By Chris Schultz Winsted-Lester Prairie Journal & Howard Lake Herald, Minn. August 24, 1998
Read the Hunting and Trapping Regulations Handbook
One of the first steps in accomplishing a safe, enjoyable hunt and hunting season is to read and review the 1998 Minnesota Hunting and Trapping Regulations Handbook.
There are many factors that affect the success and enjoyment of your hunting trip and season.
Ethics, laws, and regulations are definitely among the most important factors. Being confident and knowledgeable of the regulations will keep you out of questionable situations in the field that may force you to compromise your ethics.
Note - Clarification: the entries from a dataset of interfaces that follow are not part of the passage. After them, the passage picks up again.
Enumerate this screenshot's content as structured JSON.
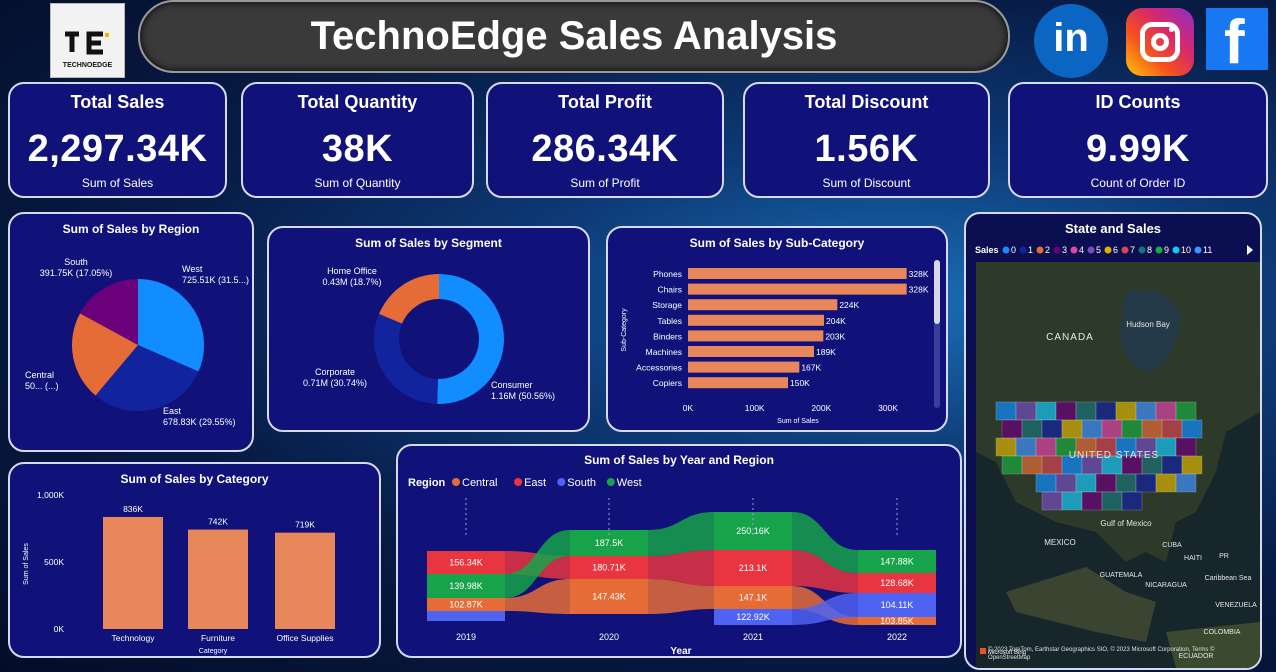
{
  "header": {
    "title": "TechnoEdge Sales Analysis",
    "logo_text": "TECHNOEDGE"
  },
  "kpis": [
    {
      "title": "Total Sales",
      "value": "2,297.34K",
      "sub": "Sum of Sales"
    },
    {
      "title": "Total Quantity",
      "value": "38K",
      "sub": "Sum of Quantity"
    },
    {
      "title": "Total Profit",
      "value": "286.34K",
      "sub": "Sum of Profit"
    },
    {
      "title": "Total Discount",
      "value": "1.56K",
      "sub": "Sum of Discount"
    },
    {
      "title": "ID Counts",
      "value": "9.99K",
      "sub": "Count of Order ID"
    }
  ],
  "social": [
    "linkedin-icon",
    "instagram-icon",
    "facebook-icon"
  ],
  "chart_data": [
    {
      "id": "region",
      "type": "pie",
      "title": "Sum of Sales by Region",
      "slices": [
        {
          "name": "West",
          "value": 725.51,
          "label": "West",
          "detail": "725.51K (31.5...)",
          "color": "#118dff"
        },
        {
          "name": "East",
          "value": 678.83,
          "label": "East",
          "detail": "678.83K (29.55%)",
          "color": "#12239e"
        },
        {
          "name": "Central",
          "value": 501.24,
          "label": "Central",
          "detail": "50... (...)",
          "color": "#e66c37"
        },
        {
          "name": "South",
          "value": 391.75,
          "label": "South",
          "detail": "391.75K (17.05%)",
          "color": "#6b007b"
        }
      ]
    },
    {
      "id": "segment",
      "type": "pie",
      "title": "Sum of Sales by Segment",
      "slices": [
        {
          "name": "Consumer",
          "value": 1.16,
          "label": "Consumer",
          "detail": "1.16M (50.56%)",
          "color": "#118dff"
        },
        {
          "name": "Corporate",
          "value": 0.71,
          "label": "Corporate",
          "detail": "0.71M (30.74%)",
          "color": "#12239e"
        },
        {
          "name": "Home Office",
          "value": 0.43,
          "label": "Home Office",
          "detail": "0.43M (18.7%)",
          "color": "#e66c37"
        }
      ]
    },
    {
      "id": "subcat",
      "type": "bar",
      "title": "Sum of Sales by Sub-Category",
      "categories": [
        "Phones",
        "Chairs",
        "Storage",
        "Tables",
        "Binders",
        "Machines",
        "Accessories",
        "Copiers"
      ],
      "values": [
        328,
        328,
        224,
        204,
        203,
        189,
        167,
        150
      ],
      "value_labels": [
        "328K",
        "328K",
        "224K",
        "204K",
        "203K",
        "189K",
        "167K",
        "150K"
      ],
      "xticks": [
        "0K",
        "100K",
        "200K",
        "300K"
      ],
      "xlabel": "Sum of Sales",
      "ylabel": "Sub-Category",
      "xlim": [
        0,
        330
      ],
      "color": "#e8875a"
    },
    {
      "id": "category",
      "type": "bar",
      "title": "Sum of Sales by Category",
      "categories": [
        "Technology",
        "Furniture",
        "Office Supplies"
      ],
      "values": [
        836,
        742,
        719
      ],
      "value_labels": [
        "836K",
        "742K",
        "719K"
      ],
      "yticks": [
        "0K",
        "500K",
        "1,000K"
      ],
      "xlabel": "Category",
      "ylabel": "Sum of Sales",
      "ylim": [
        0,
        1000
      ],
      "color": "#e8875a"
    },
    {
      "id": "ribbon",
      "type": "area",
      "title": "Sum of Sales by Year and Region",
      "legend_title": "Region",
      "x": [
        "2019",
        "2020",
        "2021",
        "2022"
      ],
      "xlabel": "Year",
      "series": [
        {
          "name": "Central",
          "color": "#e66c37",
          "labels": [
            "102.87K",
            "147.43K",
            "147.1K",
            "103.85K"
          ]
        },
        {
          "name": "East",
          "color": "#e8353f",
          "labels": [
            "156.34K",
            "180.71K",
            "213.1K",
            "128.68K"
          ]
        },
        {
          "name": "South",
          "color": "#4e63f1",
          "labels": [
            "",
            "",
            "122.92K",
            "104.11K"
          ]
        },
        {
          "name": "West",
          "color": "#16a34a",
          "labels": [
            "139.98K",
            "187.5K",
            "250.16K",
            "147.88K"
          ]
        }
      ]
    },
    {
      "id": "map",
      "type": "map",
      "title": "State and Sales",
      "legend_title": "Sales",
      "legend": [
        "0",
        "1",
        "2",
        "3",
        "4",
        "5",
        "6",
        "7",
        "8",
        "9",
        "10",
        "11"
      ],
      "legend_colors": [
        "#118dff",
        "#12239e",
        "#e66c37",
        "#6b007b",
        "#e044a7",
        "#744ec2",
        "#d9b300",
        "#d64550",
        "#197278",
        "#1aab40",
        "#15c6f4",
        "#4092ff"
      ],
      "places": [
        "CANADA",
        "Hudson Bay",
        "UNITED STATES",
        "Gulf of Mexico",
        "MEXICO",
        "CUBA",
        "HAITI",
        "PR",
        "GUATEMALA",
        "NICARAGUA",
        "Caribbean Sea",
        "VENEZUELA",
        "COLOMBIA",
        "ECUADOR"
      ],
      "attribution": "© 2023 TomTom, Earthstar Geographics SIO, © 2023 Microsoft Corporation, Terms © OpenStreetMap",
      "brand": "Microsoft Bing"
    }
  ]
}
It will also help to ensure a safe and successful season for yourself and those that hunt with you.
The 1998 handbook is only a summary of rules and regulations, but it does offer the basics and the "must know" information on deer, bear, moose, small game, wild turkey, and waterfowl hunting in Minnesota.
The handbook also provides information on ethics, hunter and firearms safety, public lands, sunset and sunrise tables, and phone numbers to obtain more information.
To many well-experienced hunters, or those, let's say, that just hunt grouse, it may seem like a waste of time to completely review the handbook every year.
However, there are rules and regs that change every year (listed in the front of the book) and the hunter who is only after grouse does have the need to know when bear and deer seasons are being held and possibly what regulation changes they may have to deal with.
Special things for all hunters to note in the handbook are season dates, blaze-orange requirements, trespass laws, game transportation requirements, new regulations for 1998, and the answers to commonly asked questions on page seven.
Read and review the 1998 Minnesota Hunting and Trapping Regulations Handbook. It will help to ensure a safe, successful, and enjoyable hunt for all of this season.
Handbooks are out and available at area license vendors. The waterfowl hunting supplement will be available sometime in mid-September.
Life with Angus
I hate to disappoint anyone, but Angus, my 11-week old-pup, had a fairly uneventful week.
His training regiment has increased a bit and, by most accounts, he is doing well. He is now very familiar with a choke collar and check cord.
He is slowly learning how to sit, stay, and stick. The retrieving part was there from day one and he actually took his first dive off the dock last week.
He loved it, and now makes it common practice when going out after the dummy. The check cord came out just after the word come was added to his training. Right now, Angus thinks "come" means run the other direction.
A little puppy mischief did occur when Angus managed to crawl his way into the dog food bin and send chunks of dog food flying all over my garage floor.
He had a hay day until I got it all swept up. The bin is now strapped to the wall and he has since quit trying to tip it over or get inside.
In this case, prevention was the better choice over discipline. The word "no" doesn't mean much to an always-hungry, 35-pound, 11-week-old puppy.
- A Minnesota pheasant stamp costs $5, state waterfowl stamp $5, federal waterfowl stamp $15, and special Canada goose permit $3.
- Visit the DNR booth at the Minnesota State Fair.
- The application deadline for antlerless deer permits is Sept. 10.
- Experts are predicting an excellent ruffed grouse hunting season in Minnesota's northern forests this year. Most biologists are saying the population is at the top of the 10-year cycle and will probably decrease next season.
- National Hunting and Fishing Day will be Saturday, Sept. 26.
- Plan now to get a kid involved in the outdoors this fall.